The mountains were calling, and he had to go.
Steven Schwartz is a retired Colorado State University professor and recipient of many awards. His latest award was for his short story collection, “Little Raw Souls,” which won the 2014 Colorado Book Award for Literary Fiction and the ForeWord Book of the Year Award – Gold Medal Winner in Short Stories.
In 1971, after attending Miami University in Ohio and George Washington University, Schwartz moved to Colorado where he attended University of Colorado.
“I pointed at a picture of the mountains in Life magazine and told my parents, ‘This is where I’m going,’” Schwartz said.
Schwartz, was a psychology major at CU with a passion for writing on the side. He decided to enroll in a creative writing class, which forever opened doors to what his future would hold.
Instead of reading case studies or listening to the stories of others, he wrote his own and found his voice.
“There is a limitation in the psychology field, in the idiom you had to use, but with creative writing, there were many possibilities available to me,” Schwartz said. “I could exercise my imagination and use figurative language.”
While creative writing was not scientific, it allowed Schwartz to express what he needed to – it allowed dramatic opportunities to present themselves.
After living in Santa Fe, Portland, Eugene and New Orleans, Schwartz finally made his way back to Colorado in 1984 and secured a 10-year creative writing teaching job at CSU.
“I was always looking to come back to Colorado,” Schwartz said.
During his time outside of teaching, Schwartz published over 60 essays in journals, in addition to his short story collections and two novels.

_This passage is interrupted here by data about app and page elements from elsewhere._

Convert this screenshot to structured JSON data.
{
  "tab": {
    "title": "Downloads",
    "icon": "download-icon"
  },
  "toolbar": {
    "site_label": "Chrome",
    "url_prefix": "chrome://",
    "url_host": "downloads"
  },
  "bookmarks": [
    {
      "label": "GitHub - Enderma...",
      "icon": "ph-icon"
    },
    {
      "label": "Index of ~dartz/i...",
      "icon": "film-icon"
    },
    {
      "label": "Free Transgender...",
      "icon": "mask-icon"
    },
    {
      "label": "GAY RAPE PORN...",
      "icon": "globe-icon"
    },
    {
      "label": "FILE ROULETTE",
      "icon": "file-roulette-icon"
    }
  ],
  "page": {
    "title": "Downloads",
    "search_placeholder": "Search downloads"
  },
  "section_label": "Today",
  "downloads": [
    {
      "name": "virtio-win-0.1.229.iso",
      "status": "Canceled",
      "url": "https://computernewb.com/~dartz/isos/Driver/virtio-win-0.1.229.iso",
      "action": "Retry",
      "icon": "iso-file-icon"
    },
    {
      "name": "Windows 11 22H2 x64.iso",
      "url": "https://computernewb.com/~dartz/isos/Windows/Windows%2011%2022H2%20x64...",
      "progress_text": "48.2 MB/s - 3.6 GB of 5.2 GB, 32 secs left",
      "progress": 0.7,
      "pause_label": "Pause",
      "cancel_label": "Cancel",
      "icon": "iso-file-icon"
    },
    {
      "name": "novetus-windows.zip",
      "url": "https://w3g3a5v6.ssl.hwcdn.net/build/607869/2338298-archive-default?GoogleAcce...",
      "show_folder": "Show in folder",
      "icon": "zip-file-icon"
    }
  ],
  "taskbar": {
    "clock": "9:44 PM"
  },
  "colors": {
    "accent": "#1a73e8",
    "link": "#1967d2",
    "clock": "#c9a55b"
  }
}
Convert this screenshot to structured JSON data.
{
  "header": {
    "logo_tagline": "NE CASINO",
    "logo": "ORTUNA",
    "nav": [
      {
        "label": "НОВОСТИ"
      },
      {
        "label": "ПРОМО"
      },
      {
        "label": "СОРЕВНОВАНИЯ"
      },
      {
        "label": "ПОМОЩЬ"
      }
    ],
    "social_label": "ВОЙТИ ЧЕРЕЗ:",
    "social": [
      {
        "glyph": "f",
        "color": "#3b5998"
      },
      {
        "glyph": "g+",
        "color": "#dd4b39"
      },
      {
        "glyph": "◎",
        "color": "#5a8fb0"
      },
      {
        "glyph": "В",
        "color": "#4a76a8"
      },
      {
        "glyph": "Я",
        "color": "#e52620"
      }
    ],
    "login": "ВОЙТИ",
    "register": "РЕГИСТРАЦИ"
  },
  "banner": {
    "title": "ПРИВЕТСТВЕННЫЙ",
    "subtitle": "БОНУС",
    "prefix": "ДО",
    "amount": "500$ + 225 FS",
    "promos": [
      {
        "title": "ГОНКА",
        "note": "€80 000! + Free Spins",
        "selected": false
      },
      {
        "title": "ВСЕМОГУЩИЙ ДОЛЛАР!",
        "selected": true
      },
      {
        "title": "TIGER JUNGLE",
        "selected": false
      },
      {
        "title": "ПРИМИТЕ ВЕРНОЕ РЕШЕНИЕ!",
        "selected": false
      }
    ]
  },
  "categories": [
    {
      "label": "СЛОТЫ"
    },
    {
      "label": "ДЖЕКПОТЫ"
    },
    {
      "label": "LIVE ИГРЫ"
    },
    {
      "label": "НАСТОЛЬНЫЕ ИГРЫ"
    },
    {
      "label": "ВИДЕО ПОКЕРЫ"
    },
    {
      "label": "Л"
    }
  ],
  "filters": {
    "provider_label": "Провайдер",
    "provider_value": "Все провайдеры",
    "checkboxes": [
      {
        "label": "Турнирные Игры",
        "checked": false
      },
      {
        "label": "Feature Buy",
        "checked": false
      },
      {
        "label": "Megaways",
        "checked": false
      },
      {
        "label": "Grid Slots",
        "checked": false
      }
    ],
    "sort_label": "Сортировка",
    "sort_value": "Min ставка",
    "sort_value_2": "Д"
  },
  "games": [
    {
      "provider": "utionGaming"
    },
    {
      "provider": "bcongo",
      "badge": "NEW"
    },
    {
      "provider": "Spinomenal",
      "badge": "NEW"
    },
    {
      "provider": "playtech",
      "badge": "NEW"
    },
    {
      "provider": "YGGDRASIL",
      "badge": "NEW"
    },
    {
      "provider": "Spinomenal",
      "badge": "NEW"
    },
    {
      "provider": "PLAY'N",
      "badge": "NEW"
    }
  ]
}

Currently, he is writing a new novel set in New Orleans, as well as writing and editing for the Colorado Review.
“Steven is the most genuine man I know,” said Derek Askey, a former student of Schwartz and current book reviewer. “Not only is his writing amazing, but he also has been truly influential to me. When I was a grad student at CSU, I finished my thesis early and had all this extra time to write, and Steven would read those even. He is so warming but also such a diligent man.”
Schwartz still corresponds with former students, helping them with writing and offering advice, as well as working alongside them at the Colorado Review. Askey and Jenny Wortman, another former student, both work at the Colorado Review.
“Steven is a very influential man,” Wortman said, an associate editor at the Colorado Review. “Professionally, he is so warm and accessible and generous. He has had a huge impact on me; he’s the kind of person you want to be. With writing, he has such a deep understanding of fiction techniques and the emotional foundations. Listening to him talk about fiction is inspiring and illuminating.”
According to Wortman, Schwartz does an incredible job capturing the human element. He focuses on minute details, all the twists and turns and the importance of minor characters.
She recounts, in one short story called “Opposite Ends of the World,” the main character struggles with multiple sclerosis. An Entire page outlines the protagonist of the story writing an angry letter about the main character’s barking dogs.
“It is such a great portrait of a minor character – it’s brilliant, like the neighbor has no other sort of ability to connect than to focus on the barking dogs,” Wortman said.
Those details come together when Schwartz sits down and becomes absorbed in his story.
“No matter what, no matter how many times you have written, you still have to face the blank page … which is an act of will in itself,” Schwartz said. “You have to have the faith that you will knock and someone will be home.”
He notes that once you get writing, you become consumed by the story – like meditating.
“You sink far deeper into yourself and discover things about yourself that you didn’t know until you write them,” Schwartz said.
Schwartz’s fiction writing is generally rooted in his experiences, in things he saw and heard. Fiction enables him to add the dramatic element and tell his story.
He says we write about our obsessions. It may be about family or a romantic entanglement. Whatever it is, the story must be vibrant, and cannot be formatted in a horizontal line.
“You must make life present on a page; if you don’t let imagination take over, you may have a great story, but maybe no life on a page,” Schwartz said.
Collegian Senior Reporter Josephine Bush can be reached at firstname.lastname@example.org.